Because all you can do with this exercise is generate a gee-whiz number that is completely unrelated to reality, I'd say it is the calculus exercise that does not relate to tech/ops.

If you are going to propose a mathematical question, why bother to pretend that it relates to the real world when the conditions themselves prevent that?

Happiness is not seeing another trite Ste. Maarten photo all week long.

MITaero From United States of America, joined Jul 2003, 497 posts, RR: 7
Reply 16, posted (11 years 12 months 2 days 7 hours ago) and read 9827 times:

It's an exercise meant to teach calculus, dude, that's all. Math books are full of these, but no one learns calculus until they complete them. It actually does help to put the problems in practical context just so students can understand the physical meanings of derivatives, integrals, etc.

haha, I had some extra paper left over from last summer (internship). i'm running out.

Yikes! From Canada, joined Oct 2001, 284 posts, RR: 1
Reply 17, posted (11 years 11 months 3 weeks 4 days 10 hours ago) and read 9696 times:

Neat discussion with regards "theory vs practise".

Me: (3 x altitude) + 10 nm for slowdown at 10K. Works like a charm, everytime.

BUT:Local knowledge comes to the forefront. Are they going to ask you to descend early? Are they going to ask you to slow down early? Are they going to ask you to hold?

In the execution of the low-drag approach, which commences at ToD, all these things must be taken into consideration.
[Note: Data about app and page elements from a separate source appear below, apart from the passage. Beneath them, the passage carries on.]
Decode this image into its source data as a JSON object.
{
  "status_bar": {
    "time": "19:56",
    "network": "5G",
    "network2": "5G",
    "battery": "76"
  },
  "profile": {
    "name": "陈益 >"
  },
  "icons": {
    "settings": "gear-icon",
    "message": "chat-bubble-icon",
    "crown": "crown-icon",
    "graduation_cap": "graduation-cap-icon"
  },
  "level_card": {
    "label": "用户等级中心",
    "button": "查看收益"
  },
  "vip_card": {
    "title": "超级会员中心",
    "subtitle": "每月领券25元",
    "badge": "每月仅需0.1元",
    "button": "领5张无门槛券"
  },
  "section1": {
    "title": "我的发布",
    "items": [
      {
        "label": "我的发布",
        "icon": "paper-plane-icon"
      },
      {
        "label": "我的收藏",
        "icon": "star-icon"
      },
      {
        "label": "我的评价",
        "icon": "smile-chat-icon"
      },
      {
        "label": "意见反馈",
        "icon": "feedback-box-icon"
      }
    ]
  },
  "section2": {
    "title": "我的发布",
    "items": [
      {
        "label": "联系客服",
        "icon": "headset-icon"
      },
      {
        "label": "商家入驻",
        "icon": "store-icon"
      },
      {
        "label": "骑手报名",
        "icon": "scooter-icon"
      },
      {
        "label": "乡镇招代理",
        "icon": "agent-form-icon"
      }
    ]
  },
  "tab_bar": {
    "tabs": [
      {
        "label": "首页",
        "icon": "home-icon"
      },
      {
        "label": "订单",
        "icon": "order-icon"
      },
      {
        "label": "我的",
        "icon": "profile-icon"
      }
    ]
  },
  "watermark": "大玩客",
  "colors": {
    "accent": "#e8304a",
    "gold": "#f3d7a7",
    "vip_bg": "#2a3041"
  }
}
Which brings one to the ONLY suitable philosophy in approach execution: LAR.